Here is a flagrant illustration of the robustness principle, or rather, of a failure to honor it.
I was investigating a bug in Declt where some floating point numbers were printed with exponent markers (e.g.
0.5f0 instead of just
0.5) in the Texinfo file, which broke the parsing of the file by Perl.
Eventually, I found out a double infringement of the robustness principle. First of all, Declt failed to comply with part 1 of the robustness principle: be lenient with the others. The Texinfo file generation routine should have been wrapped into a call to
WITH-STANDARD-IO-SYNTAX and it wasn't. Always do that to be on the safe side. Lesson learnt.
This failure on my part, however, had the interesting consequence of exhibiting what I consider a serious infringement of part 2 of the robustness principle: be strict with yourself. It would have remained unnocited otherwise. The culprit here is not Declt. This time, it's the common-lisp-stat library. Problem: the simple fact of loading this library globally changes the value of
SINGLE-FLOAT (the default) to
DOUBLE-FLOAT. This is bad, and it can break your code in all sorts of nasty ways.
*READ-DEFAULT-FLOAT-FORMAT* tells the reader how to read floats when no exponent marker is provided. By default,
0.5 will be read as a
SINGLE-FLOAT. But this variable also influences the printer (out of a concern for printing readably I guess): when printing a float of a different format than the current default, then the appropriate exponent marker is also printed. So here is precisely what happened.
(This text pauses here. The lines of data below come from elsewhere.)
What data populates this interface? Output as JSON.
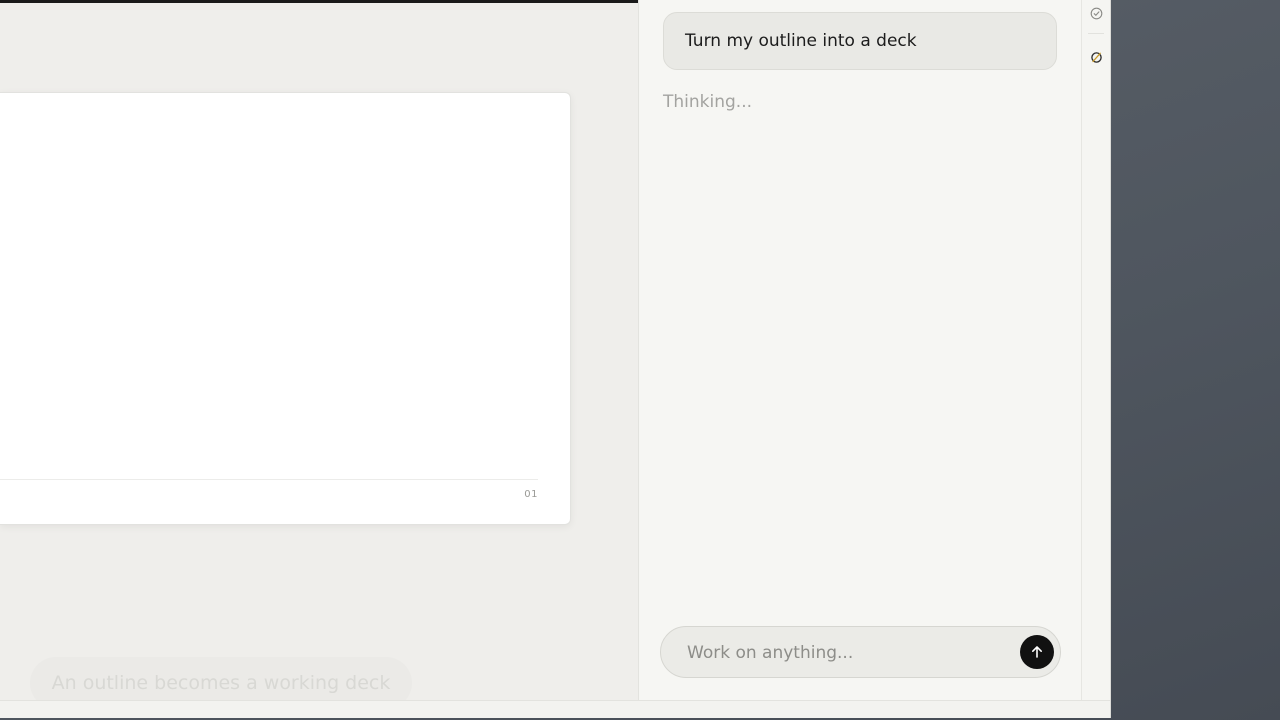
{
  "slide": {
    "page_number": "01"
  },
  "caption": {
    "text": "An outline becomes a working deck"
  },
  "chat": {
    "user_message": "Turn my outline into a deck",
    "status": "Thinking...",
    "composer_placeholder": "Work on anything..."
  },
  "rail": {
    "icons": [
      "check-circle-icon",
      "slash-circle-icon"
    ]
  },
  "colors": {
    "send_button": "#111111",
    "accent_icon": "#c79a2a"
  }
}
Declt had been compiled with some floats (e.g.
0.5) read as
SINGLE-FLOATs. Later on, those floats were supposed to be printed aesthetically as such. But right after loading common-lisp-stat, the default format changed to
DOUBLE-FLOAT and all of a sudden
0.5 started to be printed as
This is bad enough already, but consider that messing with the standard IO syntax globally like this can break your code in all other sorts of even nastier ways. Imagine for instance that common-lisp-stat had been loaded before Declt, and Declt needed to be recompiled. All of a sudden, Declt would be using double floats and the bug would be gone. That is, until the next start of the REPL, after which all floats would be printed like
So granted, my code wasn't robust enough. But please, don't mess with standard IO syntax globally!